  • Integral cryptanalysis of round-reduced PRINCE cipher (Proc. Rom. Acad. Ser. A Math. Phys. Tech. Sci. Inf. Sci. 16 (2015), Special issue, 265–269, available in MathSciNet)
    R. Posteuca, G. Negara
  • New approaches for round-reduced PRINCE cipher cryptanalysis (Proc. Rom. Acad. Ser. A Math. Phys. Tech. Sci. Inf. Sci. 16 (2015), Special issue, 253–264, available in MathSciNet)
    R. Posteuca, C. Duta, G. Negara
  • Meet-in-the-Middle Attacks and Structural Analysis of Round-Reduced PRINCE (FSE 2015, available at eprint 2015/239)
    P. Derbez, L. Perrin
  • Practical Attacks on the Round-reduced PRINCE (available at eprint 2015/245)
    P. Morawiecki
  • Truncated differential cryptanalysis of PRINCE (Security and Communication Networks, 2015)
    G. Zhao, B. Sun, C. Li, J. Su
  • Multiple Differential Cryptanalysis of Round-Reduced PRINCE (FSE 2014, available at eprint 2014/089)
    Anne Canteaut and Thomas Fuhr and Henri Gilbert and Maria Naya-Plasencia and Jean-René Reinhard
  • Multi-user collisions: Applications to Discrete Logs, Even-Mansour and Prince (available at eprint 2013/761)
    Pierre-Alain Fouque and Antoine Joux and Chrysanthi Mavromati
  • Improved Meet-in-the-Middle Attacks on AES-192 and PRINCE (available at eprint 2013/573)
    Leibo Li and Keting Jia and Xiaoyun Wang
  • Differential Fault Attack on the PRINCE Block Cipher (available at eprint 2013/043)
    Ling Song and Lei Hu
  • Reflection Cryptanalysis of PRINCE-Like Ciphers (FSE 2013, and Journal of Cryptology 2013, available here)
    Hadi Soleimany, Céline Blondeau, Xiaoli Yu, Wenling Wu, Kaisa Nyberg, Huiling Zhang, Lei Zhang, Yanfeng Wang
  • Security analysis of PRINCE (available here)
    Jérémy Jean, Ivica Nikolic, Thomas Peyrin, Lei Wang and Shuang Wu
  • Sieve-in-the-Middle: Improved MITM Attacks (Advances in Cryptology–CRYPTO 2013, 222-240)
    A. Canteaut, M. Naya-Plasencia, B. Vayssière

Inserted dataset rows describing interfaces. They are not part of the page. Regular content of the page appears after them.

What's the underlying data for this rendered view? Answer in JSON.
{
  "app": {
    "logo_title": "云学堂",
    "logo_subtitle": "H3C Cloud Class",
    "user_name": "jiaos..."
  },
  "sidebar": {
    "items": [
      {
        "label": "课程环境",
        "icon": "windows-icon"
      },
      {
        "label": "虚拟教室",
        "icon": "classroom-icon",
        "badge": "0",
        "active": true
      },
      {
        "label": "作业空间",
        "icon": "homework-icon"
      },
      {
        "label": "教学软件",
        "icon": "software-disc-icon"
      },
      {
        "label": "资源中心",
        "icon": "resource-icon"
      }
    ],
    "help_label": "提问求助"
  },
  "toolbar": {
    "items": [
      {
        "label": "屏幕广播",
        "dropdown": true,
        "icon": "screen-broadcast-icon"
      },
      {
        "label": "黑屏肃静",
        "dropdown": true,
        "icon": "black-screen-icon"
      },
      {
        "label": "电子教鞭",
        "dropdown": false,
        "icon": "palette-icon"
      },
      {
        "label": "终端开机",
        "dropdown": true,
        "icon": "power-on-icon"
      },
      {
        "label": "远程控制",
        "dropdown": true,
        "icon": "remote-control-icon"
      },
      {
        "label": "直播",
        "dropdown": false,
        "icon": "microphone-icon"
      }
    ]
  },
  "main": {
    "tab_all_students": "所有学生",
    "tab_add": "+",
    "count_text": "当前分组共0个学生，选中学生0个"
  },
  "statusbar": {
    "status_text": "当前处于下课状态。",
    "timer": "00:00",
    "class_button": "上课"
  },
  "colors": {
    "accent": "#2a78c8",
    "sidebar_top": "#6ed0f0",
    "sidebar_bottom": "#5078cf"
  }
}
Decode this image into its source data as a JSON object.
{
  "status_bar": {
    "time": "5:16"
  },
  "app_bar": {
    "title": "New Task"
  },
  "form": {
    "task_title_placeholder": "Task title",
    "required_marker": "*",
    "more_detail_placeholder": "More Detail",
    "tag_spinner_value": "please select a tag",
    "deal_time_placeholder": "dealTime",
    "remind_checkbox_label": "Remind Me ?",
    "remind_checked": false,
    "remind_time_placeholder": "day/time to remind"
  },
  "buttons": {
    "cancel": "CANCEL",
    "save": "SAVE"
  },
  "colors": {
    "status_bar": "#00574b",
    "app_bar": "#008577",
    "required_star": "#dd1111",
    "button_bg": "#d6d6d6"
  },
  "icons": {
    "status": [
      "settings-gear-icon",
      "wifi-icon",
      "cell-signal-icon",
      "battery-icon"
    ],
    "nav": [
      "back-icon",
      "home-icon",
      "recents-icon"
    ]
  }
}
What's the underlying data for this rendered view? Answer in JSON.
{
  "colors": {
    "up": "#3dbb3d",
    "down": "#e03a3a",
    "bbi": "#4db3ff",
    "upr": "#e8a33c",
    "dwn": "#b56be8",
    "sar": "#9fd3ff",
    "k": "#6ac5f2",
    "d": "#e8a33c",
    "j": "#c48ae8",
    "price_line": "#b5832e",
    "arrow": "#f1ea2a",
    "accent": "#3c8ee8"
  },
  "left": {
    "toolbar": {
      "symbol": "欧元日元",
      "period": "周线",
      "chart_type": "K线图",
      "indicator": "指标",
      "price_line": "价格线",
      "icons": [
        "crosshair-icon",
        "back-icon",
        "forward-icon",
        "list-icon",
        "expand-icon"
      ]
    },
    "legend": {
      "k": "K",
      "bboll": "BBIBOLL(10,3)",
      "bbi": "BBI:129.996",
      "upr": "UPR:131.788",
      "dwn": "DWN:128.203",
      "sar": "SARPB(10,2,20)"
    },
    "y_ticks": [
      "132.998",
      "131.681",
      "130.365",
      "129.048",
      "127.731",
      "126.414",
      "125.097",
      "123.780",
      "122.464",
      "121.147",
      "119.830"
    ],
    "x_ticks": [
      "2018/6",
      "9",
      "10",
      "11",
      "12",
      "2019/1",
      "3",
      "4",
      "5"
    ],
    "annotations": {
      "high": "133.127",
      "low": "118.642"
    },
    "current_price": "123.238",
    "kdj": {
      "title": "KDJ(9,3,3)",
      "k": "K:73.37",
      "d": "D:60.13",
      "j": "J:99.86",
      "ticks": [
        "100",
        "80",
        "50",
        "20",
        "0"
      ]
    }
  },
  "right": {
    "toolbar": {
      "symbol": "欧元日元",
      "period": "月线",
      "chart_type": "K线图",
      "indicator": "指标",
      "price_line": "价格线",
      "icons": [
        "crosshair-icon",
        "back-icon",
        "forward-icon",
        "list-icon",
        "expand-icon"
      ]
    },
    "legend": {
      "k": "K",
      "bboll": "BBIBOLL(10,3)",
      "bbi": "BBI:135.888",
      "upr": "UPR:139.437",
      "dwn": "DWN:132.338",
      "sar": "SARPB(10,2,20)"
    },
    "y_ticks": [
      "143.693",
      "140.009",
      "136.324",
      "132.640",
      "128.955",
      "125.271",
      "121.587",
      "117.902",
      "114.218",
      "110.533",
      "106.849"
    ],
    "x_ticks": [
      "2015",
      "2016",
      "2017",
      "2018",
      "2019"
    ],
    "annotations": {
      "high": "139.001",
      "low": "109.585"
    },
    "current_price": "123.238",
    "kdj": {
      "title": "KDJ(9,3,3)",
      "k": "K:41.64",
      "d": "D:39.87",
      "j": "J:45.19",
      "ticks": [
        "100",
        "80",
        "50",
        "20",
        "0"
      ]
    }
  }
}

  • On the Security of the Core of PRINCE Against Biclique and Differential Cryptanalysis (available at eprint 2012/712)
    Farzaneh Abed and Eik List and Stefan Lucks